Put the leg of lamb in a large oven dish (“Un plat”) and add some olive oil (not too much, lamb already has lots of natural fat) and generously sprinkle pepper and, optionally, the “herbs de Provence” on every part of the roast. With the oil, all the pepper and herbs will stick to the meat making a sort of crust.
Note: you can complete all these steps the day before, just make sure you take the lamb out of the fridge 2 hours before you put it into the oven.
Set your oven (“un four”) to a high temperature (about 464°F) and let it get really hot. Just before you put the lamb in the oven, sprinkle the whole roast with salt. Put in the high temp oven for about 20 minutes to develop a nice crust (“une croûte”). This will prevent juices from flowing out during the cooking and add flavor + visual appeal. Then lower the oven to about 390° F.
Let it cook for about 12 to 15 minutes per pound if you want it pink or 18 minutes if you want it well done. This is important to calculate in advance.
In the middle of the cooking, you can flip the roast once if you’d like.
Once you take the leg of lamb out of the oven, take it out of the pan and cover it with tin foil (“papier alu” – short for aluminium). Let it rest at least 10 minutes for the juices to flow back into the meat.
In the meantime, you can dump most of the fat that is left in the pan and then put the pan on the stove at a low heat (make sure your pan allows that). Then add a large glass of chicken stock (or I prefer to add red wine) and deglaze the pan, scraping all the good bits from the bottom of the pan, let it reduce, season if needed and serve as a nice simple sauce.
As with most of the meats, the French will usually eat gigot d’agneau “rosé” (pink), whereas the Easter lamb in Greece is always eaten well cooked through… It’s a cultural thing, I guess. We like our lamb well cooked through in my family, so that’s what I make.
If your leg of lamb is really big, it may be too pink to your liking closer to the bone. Just put it back in the oven a bit.
The triangular shaped part next to the tip of the bone is called “la souris.” The meat is different there, and French people usually fight over it (definitely Camille’s favorite!!). So you may need to cut this part in smaller pieces so everybody can get some.
The Gigot d’Agneau Pascal is traditionally served with green beans with almonds (“haricot vert avec des amandes”) or with Flageolets (pale green beans) and French fries or oven roasted potatoes.
And it makes wonderful leftovers for sandwiches the next several days!
Oven Roasted Potatoes aux Provence – using the same ingredients for the lamb above plus one large rough diced onion.

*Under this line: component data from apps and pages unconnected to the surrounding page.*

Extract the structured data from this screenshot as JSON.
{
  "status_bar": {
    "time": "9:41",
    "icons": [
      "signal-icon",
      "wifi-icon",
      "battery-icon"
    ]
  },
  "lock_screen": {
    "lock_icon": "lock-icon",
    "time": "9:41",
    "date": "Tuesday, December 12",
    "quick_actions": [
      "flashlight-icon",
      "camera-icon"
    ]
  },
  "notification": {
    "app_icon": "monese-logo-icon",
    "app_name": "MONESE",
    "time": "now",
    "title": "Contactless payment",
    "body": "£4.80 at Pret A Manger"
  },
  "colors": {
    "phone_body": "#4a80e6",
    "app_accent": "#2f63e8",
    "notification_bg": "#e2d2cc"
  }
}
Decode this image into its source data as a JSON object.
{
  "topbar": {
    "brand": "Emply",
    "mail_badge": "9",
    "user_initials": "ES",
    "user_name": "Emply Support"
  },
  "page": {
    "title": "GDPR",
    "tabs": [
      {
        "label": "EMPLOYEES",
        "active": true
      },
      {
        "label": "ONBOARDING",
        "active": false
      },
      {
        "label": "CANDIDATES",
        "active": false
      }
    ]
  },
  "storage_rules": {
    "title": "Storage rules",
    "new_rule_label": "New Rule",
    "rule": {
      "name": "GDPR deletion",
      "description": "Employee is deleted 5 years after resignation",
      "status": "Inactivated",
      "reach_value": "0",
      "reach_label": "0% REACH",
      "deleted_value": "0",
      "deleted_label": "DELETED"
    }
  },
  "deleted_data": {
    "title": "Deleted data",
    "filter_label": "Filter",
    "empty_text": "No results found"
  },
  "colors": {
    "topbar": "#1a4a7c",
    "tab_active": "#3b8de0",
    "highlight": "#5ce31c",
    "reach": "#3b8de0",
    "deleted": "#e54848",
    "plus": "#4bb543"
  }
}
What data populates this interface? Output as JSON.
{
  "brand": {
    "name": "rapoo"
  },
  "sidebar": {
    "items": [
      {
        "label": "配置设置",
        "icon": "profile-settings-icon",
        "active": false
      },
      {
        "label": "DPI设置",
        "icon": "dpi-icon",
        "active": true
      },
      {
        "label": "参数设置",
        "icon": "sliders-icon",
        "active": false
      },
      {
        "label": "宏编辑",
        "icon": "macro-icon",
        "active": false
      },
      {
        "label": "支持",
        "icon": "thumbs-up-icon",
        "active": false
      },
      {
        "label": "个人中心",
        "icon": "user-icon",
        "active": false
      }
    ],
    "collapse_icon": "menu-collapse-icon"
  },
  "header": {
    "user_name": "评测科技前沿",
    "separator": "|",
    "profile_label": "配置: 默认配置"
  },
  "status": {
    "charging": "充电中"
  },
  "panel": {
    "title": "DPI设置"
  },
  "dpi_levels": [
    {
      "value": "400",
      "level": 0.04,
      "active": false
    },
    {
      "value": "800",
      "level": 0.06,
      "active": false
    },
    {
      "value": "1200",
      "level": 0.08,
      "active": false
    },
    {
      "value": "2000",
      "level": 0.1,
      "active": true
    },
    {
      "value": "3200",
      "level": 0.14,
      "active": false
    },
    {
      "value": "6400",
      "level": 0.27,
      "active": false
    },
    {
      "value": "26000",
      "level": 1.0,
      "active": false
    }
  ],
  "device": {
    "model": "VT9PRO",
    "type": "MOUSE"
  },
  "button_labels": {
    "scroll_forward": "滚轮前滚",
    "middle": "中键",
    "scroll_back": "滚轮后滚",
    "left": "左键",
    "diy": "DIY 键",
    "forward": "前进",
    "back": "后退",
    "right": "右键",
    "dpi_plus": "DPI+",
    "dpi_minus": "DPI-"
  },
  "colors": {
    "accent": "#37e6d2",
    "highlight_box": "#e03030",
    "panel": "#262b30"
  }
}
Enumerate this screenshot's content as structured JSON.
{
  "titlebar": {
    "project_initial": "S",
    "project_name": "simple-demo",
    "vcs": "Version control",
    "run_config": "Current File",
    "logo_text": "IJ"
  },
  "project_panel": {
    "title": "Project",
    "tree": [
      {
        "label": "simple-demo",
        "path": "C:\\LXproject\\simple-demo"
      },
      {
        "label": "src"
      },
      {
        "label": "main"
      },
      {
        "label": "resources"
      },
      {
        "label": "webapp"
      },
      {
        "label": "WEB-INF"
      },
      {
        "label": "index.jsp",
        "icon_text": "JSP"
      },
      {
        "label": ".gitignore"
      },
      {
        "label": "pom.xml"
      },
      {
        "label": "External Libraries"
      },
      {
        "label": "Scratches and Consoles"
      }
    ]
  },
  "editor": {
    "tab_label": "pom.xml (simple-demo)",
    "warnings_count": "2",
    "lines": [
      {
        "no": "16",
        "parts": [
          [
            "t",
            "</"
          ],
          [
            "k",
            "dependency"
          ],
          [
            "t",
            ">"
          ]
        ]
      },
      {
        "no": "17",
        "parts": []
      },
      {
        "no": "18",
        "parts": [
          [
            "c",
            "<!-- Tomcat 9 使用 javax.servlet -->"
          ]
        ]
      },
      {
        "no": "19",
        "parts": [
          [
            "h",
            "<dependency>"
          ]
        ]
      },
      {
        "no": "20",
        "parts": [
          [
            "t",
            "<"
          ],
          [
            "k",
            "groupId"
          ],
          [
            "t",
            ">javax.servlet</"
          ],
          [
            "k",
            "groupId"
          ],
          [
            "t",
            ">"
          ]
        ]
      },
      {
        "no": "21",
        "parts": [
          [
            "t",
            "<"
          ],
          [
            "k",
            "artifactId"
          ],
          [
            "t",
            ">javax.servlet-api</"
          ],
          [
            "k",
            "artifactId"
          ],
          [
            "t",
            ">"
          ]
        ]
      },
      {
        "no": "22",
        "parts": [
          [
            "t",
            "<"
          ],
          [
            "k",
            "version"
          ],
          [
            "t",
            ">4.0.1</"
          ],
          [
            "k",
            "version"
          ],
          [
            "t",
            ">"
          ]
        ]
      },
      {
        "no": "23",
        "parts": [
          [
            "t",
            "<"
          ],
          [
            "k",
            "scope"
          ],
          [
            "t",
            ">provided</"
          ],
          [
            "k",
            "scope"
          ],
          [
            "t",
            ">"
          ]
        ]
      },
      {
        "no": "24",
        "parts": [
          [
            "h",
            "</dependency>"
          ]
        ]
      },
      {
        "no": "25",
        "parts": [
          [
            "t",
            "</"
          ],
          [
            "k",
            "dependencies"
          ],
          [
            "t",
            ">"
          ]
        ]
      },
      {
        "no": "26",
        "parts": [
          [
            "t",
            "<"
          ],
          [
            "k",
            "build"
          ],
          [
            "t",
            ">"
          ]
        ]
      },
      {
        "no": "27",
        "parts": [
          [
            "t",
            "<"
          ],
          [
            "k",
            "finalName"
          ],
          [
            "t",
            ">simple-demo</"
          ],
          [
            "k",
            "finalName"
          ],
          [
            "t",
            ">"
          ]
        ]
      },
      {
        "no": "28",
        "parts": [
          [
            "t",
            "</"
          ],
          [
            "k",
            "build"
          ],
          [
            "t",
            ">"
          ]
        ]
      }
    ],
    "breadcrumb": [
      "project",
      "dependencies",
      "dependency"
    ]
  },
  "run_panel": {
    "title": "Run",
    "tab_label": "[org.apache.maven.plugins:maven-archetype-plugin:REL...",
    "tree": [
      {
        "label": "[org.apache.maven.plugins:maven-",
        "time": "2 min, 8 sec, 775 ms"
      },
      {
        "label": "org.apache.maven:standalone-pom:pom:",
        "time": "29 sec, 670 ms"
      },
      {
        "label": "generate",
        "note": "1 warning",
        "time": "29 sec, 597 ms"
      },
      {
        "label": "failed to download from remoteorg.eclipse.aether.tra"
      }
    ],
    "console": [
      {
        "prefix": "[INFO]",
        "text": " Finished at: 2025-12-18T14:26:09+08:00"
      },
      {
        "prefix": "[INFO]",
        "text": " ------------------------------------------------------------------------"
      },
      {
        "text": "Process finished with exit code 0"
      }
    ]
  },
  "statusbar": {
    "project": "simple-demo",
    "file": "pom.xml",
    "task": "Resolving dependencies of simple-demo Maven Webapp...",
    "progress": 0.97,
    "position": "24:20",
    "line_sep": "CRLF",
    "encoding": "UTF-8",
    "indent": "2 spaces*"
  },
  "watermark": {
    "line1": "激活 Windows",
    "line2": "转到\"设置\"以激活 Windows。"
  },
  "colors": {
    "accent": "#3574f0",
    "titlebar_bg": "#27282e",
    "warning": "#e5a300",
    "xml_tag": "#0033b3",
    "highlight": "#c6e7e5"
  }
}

Rinse and clean potato skins thoroughly. Roughly cut potatoes into 16-20 equal size rough pieces leaving skin on.
2 ½ potatoes per person (plus extras for leftovers)
Onion – 1 large, rough diced
Garlic – 3-5 cloves, smashed and diced
Extra Virgin Olive Oil – enough to entirely cover the bottom of a Dutch oven to a height of 1/8 inch
Herbs – Rosemary three (3) 6 inch sprigs – leaves, chopped well
Thyme – three sprigs (enough to cover the hand), chopped well
Sea Salt – about the size of a quarter
Black Pepper – coarse ground size of a quarter
Add all garlic, onions, herbs and spices to the olive oil in the Dutch oven. Let these marry with the oil while you prepare the potatoes. Add cut up pieces of potato to the olive oil and herb mixture and toss and blend well.
Cook at the 390°F temp for the last 70 minutes turning the potatoes over in the Dutch oven once.